Electric car owners are actually three times more likely to break down because of wheel or tyre problems, rather than anything to do with the battery, according to new research from UK breakdown provider LV=Britannia Rescue.
Potential new electric car owners are often put off making the switch because of range anxiety and the concern about running out of charge, but analysis of breakdown call outs over the past three years shows that 37% of the time, drivers are ringing up because they’ve suffered wheel or tyre problems, compared to just 11% for running out of charge.
The organisation said this is also more than twice as often as petrol or diesel cars, where on average just 16% cite wheel or tyre issues as the cause of breakdown.
LV=Britannia Rescue said wheel or tyre problems are often attributed to the excess weight of the car, caused by the battery, which can make it up to 50% heavier than a traditional petrol or diesel car. Wheel issues are sometimes made more complicated by the fact that most manufacturers no longer fit a spare wheel as standard, so drivers caught mid-journey with a flat tyre or wheel issue can’t fix the problem themselves and need towing to a local garage.
Drivers being unable to start their electric car, often at home, accounts for 21% of calls – otherwise known as ‘dead on key’. There are a variety of reasons this could happen, such as a flat battery, a battery not holding its charge or the vehicle not being driven for a length of time, but it is more prevalent in the winter months with cars taking that bit longer to warm up.

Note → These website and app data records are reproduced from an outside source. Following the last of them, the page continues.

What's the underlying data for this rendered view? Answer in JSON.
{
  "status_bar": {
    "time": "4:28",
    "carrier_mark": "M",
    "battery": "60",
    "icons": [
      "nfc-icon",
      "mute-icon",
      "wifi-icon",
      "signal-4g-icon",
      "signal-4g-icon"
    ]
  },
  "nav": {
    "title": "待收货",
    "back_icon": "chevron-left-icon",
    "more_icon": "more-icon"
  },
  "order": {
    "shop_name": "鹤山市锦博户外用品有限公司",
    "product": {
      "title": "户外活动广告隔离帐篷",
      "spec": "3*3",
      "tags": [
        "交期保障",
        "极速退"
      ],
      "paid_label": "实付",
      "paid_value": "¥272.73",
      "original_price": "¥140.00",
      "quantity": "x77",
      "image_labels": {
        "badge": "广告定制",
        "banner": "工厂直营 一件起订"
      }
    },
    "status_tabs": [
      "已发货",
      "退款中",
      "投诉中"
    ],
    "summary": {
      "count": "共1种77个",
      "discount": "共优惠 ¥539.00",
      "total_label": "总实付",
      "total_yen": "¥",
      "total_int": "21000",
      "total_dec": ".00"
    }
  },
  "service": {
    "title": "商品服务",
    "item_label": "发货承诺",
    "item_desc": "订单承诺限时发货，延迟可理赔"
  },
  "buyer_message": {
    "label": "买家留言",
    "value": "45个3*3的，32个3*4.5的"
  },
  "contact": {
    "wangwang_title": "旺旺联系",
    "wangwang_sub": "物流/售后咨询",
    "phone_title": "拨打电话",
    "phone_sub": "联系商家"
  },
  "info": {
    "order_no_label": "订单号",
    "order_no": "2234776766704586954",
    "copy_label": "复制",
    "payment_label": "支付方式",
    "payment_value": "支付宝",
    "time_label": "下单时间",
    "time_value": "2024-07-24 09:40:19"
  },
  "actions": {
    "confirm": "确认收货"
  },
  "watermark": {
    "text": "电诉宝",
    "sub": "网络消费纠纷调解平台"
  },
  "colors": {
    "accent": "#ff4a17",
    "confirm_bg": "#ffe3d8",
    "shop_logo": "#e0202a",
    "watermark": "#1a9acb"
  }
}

The ‘dead on key’ issue for EV drivers happens little more than half as often it does for petrol or diesel cars, which features as the breakdown reason in 41% of calls to LV= Britannia Rescue.
Henry Topham, managing director of LV= Britannia Rescue, commented: “Range anxiety has been built up to be a thing for people to be concerned about when it comes to going green, but our data shows that in reality it’s a very rare issue for electric car drivers. Generally electric cars perform very well and aren’t susceptible to suffering nearly as many issues as petrol or diesel models, but if you do have a problem it’s more likely to be wheel or tyre related, or dead on key. And as we get into the cold, dark winter months it’s good for drivers to be aware of these potential issues and make sure their car is regularly being checked and looked after.”
In September last year, LV= Britannia Rescue launched a new service with AFF, the national roadside electric vehicle charging assistance company, offering roadside charging for EVs that run out of charge. AFF recharge vans can provide a 30-minute mobile charging facility (average 10 miles of battery), including the hard shoulder and emergency refuge areas of motorways, providing roadside support for electric car drivers who are unable to make it to their destination or encounter issues with charge points.